“We can make this be whatever you want it to be, it’s just what do we take out,” said Mark Hatchel, vice president and senior aquatic planner at Kimley-Horn.
The commission didn’t delete any items, then voted unanimously to go forward with the aquatics park and to pay Kimley-Horn $550,000 to continue shepherding the project, including a design with bid alternates, as well as a plan on both cost and revenue potential for the project.
“This is something that’s been planned for so very long and the public has been asking for it repeatedly,” Vice Mayor Vanessa Carusone said, while making her motion to approve the project.
The commission approved a scaled down version of the Rogers Aquatic Center — the Wet Willy, a three-acre water park in Rogers, Arkansas — nestled next to the Morgan Family Community Center at Butler Park.
At the moment, that would include both a 25-yard stretch competition swimming pool that would be suitable for most high school and college swim meets, a multi-generational, lazy river leisure pool, open and closed flume body slides and possibly a bowl slide with a plunge pool.
The latest plan Kimley-Horn showcased could accomplish that for $12 million.
The city already has about $2.3 million budgeted for swimming pools.
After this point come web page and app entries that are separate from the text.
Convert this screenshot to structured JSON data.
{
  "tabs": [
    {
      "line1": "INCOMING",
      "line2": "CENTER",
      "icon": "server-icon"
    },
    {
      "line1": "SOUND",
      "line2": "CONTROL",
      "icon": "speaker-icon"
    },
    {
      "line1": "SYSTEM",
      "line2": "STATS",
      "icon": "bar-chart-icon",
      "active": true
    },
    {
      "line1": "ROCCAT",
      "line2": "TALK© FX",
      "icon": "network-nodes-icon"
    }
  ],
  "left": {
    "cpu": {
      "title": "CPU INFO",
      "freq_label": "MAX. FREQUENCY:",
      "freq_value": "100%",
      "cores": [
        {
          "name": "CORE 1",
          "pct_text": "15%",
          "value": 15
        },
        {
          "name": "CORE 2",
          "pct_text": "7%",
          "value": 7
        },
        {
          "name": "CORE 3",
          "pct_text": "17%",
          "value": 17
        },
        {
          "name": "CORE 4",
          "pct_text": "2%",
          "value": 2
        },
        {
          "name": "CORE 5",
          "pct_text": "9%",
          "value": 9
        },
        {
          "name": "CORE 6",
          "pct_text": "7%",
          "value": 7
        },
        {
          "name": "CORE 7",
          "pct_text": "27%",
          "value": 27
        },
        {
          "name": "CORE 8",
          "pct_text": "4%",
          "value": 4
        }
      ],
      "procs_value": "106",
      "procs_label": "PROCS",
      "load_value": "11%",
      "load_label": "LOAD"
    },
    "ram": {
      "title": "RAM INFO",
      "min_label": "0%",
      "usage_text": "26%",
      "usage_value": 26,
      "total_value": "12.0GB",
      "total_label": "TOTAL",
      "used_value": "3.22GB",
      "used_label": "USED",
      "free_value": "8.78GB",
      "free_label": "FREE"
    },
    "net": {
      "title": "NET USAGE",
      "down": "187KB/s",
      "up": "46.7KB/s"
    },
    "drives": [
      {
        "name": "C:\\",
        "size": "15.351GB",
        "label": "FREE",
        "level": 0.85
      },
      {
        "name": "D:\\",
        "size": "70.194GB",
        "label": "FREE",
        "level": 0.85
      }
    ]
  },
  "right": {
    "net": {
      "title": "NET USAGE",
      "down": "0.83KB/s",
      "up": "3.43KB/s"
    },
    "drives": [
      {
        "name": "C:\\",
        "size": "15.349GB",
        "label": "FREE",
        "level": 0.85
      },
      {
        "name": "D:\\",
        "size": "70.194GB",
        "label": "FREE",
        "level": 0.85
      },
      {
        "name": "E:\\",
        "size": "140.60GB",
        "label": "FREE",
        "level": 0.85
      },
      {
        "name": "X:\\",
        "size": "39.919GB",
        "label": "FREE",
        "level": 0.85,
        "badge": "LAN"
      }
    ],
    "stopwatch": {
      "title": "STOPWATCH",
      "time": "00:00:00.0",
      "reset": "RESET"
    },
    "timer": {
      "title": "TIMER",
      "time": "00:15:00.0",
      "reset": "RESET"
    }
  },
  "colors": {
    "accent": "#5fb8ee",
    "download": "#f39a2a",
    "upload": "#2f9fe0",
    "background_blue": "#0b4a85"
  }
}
That money comes primarily from the local one-cent sales tax. Park impact fees may also be used to help pay for a new pool.
But only about $2 million of that would be used on the Butler Park complex, interim city manager Peter Lear said, since about $300,000 would be needed to decommission the city’s existing pool, currently operated by the SKY Family YMCA.
The city has been trying to build an aquatic center at Butler Park for more than a decade.
At first, they’d settled on a smaller version of this plan — without the water slides — but backed off in 2011, when faced with the thought of paying up to $600,000 annually in operating expenses.
That was later re-imagined as a 50-meter competition pool that had some dreaming of attracting Olympic level competition.
In March, the commission pivoted to this water park plan.
Though revenue projections are forthcoming, the additional amenities such as the two flume slides and teen bowl slide mean this version of the park could earn more revenue, noted, Scott Hester, an engineer with Counsilman-Hunsaker, the firm that worked on Wet Willy.
Lear noted that revenues may offset all but $100,000 to $150,000 a year of operating costs, something that’s more palatable than the $600,000 cost the city was looking at during the recession.
Both Kimley-Horn and Counsilman-Hunsaker earned praise from the commission for bringing a design that captured what they envisioned at the March meeting.
All five commissioners took issue with the thought that the new park wouldn’t be open until May 2019 — a two-year construction schedule. Both Yates and Carusone said they were eyeing an 18-month time frame for the aquatics park to open.